Directions for this task: State, as a number alone, how many lines of the data contain the string "Akhter".

[Stored records]
-=-=-

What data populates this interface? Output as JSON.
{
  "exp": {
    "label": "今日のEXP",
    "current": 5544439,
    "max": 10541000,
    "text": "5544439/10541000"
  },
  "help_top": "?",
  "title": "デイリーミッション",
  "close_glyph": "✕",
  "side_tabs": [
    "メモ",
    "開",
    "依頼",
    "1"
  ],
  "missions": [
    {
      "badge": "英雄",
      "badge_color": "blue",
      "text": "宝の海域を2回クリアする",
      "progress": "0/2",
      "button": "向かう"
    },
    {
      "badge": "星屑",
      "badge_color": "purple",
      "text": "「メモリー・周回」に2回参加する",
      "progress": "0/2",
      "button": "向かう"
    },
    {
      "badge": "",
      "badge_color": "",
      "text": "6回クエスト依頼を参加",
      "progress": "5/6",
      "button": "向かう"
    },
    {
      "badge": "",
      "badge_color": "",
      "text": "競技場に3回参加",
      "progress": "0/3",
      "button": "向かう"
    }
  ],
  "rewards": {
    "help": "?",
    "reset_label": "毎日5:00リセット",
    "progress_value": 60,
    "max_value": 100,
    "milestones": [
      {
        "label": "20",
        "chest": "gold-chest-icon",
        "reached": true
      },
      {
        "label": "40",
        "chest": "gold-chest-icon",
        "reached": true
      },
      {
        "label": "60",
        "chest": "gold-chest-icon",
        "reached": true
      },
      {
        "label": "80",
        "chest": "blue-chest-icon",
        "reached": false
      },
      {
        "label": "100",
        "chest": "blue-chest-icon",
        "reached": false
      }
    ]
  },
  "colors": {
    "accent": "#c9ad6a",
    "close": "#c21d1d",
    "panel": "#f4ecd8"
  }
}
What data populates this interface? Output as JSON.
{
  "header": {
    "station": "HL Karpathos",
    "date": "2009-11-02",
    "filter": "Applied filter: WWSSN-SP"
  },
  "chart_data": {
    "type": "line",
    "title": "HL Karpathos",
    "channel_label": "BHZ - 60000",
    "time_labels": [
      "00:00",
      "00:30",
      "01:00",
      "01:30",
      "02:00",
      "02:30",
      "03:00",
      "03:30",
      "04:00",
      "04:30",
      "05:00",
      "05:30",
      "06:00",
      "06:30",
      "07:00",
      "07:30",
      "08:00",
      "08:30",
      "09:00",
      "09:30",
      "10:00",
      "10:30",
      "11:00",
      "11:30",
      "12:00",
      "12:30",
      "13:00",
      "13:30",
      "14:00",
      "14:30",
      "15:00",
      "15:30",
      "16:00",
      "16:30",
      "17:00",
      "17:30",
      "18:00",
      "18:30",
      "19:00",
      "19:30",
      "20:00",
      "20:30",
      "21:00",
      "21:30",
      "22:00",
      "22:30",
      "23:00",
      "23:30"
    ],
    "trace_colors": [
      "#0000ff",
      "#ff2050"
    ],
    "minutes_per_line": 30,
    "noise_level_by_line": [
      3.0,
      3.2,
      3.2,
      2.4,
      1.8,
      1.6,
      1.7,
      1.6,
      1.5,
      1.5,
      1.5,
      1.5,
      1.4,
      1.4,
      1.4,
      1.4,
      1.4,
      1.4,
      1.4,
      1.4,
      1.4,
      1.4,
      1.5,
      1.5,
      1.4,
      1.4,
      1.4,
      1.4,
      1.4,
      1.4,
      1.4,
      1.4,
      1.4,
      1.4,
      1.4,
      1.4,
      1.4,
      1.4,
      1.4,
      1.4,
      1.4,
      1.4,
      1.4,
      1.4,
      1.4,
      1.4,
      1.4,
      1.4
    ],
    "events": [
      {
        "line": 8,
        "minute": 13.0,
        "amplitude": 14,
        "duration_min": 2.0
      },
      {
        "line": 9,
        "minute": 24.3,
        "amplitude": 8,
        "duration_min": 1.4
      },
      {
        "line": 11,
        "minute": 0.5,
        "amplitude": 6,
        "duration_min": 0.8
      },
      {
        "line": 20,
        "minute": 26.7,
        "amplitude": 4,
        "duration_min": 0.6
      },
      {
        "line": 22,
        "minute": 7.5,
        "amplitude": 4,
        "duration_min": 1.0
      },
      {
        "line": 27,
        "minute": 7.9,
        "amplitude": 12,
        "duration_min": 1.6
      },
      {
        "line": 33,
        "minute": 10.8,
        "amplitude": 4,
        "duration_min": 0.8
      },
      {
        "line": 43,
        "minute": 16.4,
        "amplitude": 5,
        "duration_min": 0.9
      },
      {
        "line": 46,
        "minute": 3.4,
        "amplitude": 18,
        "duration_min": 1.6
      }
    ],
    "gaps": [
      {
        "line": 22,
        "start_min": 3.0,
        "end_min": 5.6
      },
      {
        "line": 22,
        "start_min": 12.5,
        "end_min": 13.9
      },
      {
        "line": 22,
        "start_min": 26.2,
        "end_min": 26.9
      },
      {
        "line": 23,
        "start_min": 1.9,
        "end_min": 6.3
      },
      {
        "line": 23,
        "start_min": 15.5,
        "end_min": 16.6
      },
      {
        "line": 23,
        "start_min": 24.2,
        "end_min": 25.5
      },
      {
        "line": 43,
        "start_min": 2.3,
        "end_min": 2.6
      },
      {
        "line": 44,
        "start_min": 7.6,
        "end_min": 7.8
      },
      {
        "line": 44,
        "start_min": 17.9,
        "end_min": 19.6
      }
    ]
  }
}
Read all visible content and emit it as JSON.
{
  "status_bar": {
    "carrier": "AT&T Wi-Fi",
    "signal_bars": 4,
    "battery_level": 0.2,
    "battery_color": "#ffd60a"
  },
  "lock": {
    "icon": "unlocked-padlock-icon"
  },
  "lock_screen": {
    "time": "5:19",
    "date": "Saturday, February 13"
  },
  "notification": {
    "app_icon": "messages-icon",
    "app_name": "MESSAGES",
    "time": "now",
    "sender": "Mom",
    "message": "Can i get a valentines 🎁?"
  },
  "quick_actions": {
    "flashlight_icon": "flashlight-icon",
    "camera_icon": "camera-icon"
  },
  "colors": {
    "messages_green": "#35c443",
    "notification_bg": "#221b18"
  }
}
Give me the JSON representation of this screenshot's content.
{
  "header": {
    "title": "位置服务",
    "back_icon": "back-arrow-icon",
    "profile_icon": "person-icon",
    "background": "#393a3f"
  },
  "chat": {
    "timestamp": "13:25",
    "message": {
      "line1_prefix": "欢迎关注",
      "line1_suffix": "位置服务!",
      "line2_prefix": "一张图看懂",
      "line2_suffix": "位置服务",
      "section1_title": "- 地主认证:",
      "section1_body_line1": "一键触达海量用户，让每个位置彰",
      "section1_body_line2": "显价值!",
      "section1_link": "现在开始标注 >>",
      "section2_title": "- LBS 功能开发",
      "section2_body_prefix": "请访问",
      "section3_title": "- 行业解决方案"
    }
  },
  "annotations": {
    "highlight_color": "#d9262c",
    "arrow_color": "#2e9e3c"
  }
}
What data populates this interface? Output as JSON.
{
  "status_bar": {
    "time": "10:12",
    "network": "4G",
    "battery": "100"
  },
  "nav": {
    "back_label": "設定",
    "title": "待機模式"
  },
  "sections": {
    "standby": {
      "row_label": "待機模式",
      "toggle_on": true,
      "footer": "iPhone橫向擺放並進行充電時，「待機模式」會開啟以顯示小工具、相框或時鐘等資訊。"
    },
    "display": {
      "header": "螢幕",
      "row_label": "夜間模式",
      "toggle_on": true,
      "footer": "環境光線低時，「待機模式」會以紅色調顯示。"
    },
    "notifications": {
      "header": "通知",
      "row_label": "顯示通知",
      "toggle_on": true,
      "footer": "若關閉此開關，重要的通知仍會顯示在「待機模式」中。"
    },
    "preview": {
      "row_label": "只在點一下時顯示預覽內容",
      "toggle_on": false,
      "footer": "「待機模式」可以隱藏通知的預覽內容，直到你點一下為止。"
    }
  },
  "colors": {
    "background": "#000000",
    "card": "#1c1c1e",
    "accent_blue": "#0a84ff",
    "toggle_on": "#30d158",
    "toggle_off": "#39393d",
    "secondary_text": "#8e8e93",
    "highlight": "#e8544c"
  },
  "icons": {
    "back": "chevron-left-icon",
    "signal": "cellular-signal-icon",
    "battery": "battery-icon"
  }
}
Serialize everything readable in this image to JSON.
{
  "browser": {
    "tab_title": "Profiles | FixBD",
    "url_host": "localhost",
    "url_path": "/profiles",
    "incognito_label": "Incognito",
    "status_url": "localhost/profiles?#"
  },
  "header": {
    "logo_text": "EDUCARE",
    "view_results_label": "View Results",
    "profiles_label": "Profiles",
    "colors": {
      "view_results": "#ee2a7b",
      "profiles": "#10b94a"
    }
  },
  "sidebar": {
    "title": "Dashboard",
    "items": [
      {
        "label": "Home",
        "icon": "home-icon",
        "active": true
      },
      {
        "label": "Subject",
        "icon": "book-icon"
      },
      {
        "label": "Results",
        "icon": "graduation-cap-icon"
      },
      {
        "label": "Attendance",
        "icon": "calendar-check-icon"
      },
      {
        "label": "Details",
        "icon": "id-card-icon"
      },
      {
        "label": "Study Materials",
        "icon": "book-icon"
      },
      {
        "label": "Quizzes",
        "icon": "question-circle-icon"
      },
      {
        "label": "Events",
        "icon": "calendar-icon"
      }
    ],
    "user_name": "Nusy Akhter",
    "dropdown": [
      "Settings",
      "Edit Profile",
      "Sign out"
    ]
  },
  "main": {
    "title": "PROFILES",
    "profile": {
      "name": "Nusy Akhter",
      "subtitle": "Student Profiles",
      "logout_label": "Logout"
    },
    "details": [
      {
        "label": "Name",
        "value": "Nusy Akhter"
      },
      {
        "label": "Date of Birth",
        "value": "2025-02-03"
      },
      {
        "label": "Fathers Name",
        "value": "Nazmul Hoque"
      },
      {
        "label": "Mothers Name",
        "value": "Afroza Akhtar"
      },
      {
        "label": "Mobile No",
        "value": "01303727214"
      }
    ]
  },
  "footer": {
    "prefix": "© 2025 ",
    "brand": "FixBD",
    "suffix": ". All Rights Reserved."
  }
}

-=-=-

Expected answer: 3